* **Required work**
In the records below, pick out all lines containing the word "Information".

* **Record excerpts**
________________________________________
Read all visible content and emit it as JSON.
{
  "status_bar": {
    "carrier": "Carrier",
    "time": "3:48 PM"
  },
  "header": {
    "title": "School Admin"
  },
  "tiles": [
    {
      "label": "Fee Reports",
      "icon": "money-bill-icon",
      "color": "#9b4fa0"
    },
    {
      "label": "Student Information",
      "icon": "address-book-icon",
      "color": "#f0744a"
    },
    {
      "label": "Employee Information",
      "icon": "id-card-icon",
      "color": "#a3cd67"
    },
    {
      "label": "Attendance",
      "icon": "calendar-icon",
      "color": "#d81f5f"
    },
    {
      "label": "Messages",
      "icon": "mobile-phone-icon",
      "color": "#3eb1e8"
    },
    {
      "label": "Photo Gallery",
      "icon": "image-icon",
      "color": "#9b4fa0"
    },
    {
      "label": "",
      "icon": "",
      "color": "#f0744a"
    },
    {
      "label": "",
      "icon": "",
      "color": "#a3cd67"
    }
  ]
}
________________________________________
* **Reply**
      "label": "Student Information",
      "label": "Employee Information",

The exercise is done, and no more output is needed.